- Enjoy problem-solving and working with diverse audiences
- Want to lead in your career and in your community
- Effective written and verbal communication skills for home, work and life
- Critical thinking and people skills
- Emerging media and technologies
- Basics of Public Speaking
- Family Communication
- Communication and Technology
- Organizational Communication
- Professional Speaking
When asked to assess job candidate skills as part of a recent study, employers rated verbal communication skills the most important, followed by teamwork and problem-solving ability.* In UNC's Communication Studies B.A., you’ll develop each of these skills in the classroom and in the field with the expert guidance of award-winning faculty.
* Source: Job Outlook 2016, National Association of Colleges and Employers
Where can your degree take you?
Because communication skills are vital in almost any career, our Communication Studies majors and minors pursue a wide range of professional paths upon graduation. These are just a few of the possibilities:
- Community Relations Practitioner
- Motivational Speaker/Trainer
- Communication Consultant
- Sales and Customer Service Professional
- Event Planner
- Human Resources Professional
- Training Facilitator
Our Communication Studies professors are both exceptional educators and noted researchers in diverse fields of study. Current research projects include:
Communication Education for Social Justice
David Palmer, Ph.D., Professor, Communication Studies
David Palmer recently co-edited a book that introduces a unique form of education called communication activism pedagogy (CAP)—teaching students how to use their communication knowledge and skills to intervene with community partners to promote social justice. Teaching Communication Activism: Communication Education for Social Justice includes examples of how communication educators have taught students to intervene to confront social justice issues including gender inequality and violence, ethnic and racial prejudice and discrimination, and health disparities and energy issues affecting those who live in poverty.

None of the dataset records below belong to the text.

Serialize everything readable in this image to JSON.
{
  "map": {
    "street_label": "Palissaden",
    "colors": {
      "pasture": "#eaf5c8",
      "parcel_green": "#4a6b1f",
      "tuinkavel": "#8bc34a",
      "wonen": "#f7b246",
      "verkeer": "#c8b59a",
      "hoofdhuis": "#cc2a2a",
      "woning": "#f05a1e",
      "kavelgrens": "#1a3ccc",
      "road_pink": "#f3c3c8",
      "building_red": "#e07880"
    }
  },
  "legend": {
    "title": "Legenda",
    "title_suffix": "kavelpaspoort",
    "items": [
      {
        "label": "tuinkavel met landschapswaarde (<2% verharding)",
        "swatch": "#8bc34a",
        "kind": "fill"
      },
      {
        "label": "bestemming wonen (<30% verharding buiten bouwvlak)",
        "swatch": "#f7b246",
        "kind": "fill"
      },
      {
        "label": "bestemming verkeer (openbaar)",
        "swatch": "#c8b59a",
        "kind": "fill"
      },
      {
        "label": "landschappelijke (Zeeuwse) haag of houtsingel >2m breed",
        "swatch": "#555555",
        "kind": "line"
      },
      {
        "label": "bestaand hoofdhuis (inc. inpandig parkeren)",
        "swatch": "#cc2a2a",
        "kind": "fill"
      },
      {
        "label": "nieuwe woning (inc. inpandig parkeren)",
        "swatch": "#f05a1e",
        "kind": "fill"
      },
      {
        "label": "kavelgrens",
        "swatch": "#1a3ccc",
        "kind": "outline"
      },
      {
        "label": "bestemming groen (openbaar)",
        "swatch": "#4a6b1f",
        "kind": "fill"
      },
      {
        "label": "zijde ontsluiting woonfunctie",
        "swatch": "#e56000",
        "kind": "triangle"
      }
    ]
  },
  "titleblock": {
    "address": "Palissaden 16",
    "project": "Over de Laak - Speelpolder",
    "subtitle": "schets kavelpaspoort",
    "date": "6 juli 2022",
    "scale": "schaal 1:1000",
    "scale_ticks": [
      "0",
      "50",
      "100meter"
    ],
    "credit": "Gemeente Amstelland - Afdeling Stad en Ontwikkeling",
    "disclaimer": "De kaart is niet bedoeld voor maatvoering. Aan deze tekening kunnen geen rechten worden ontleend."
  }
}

For his work, Palmer received the 2015 Distinguished Edited Book Award from the National Communication Association's (NCA) Applied Communication Division.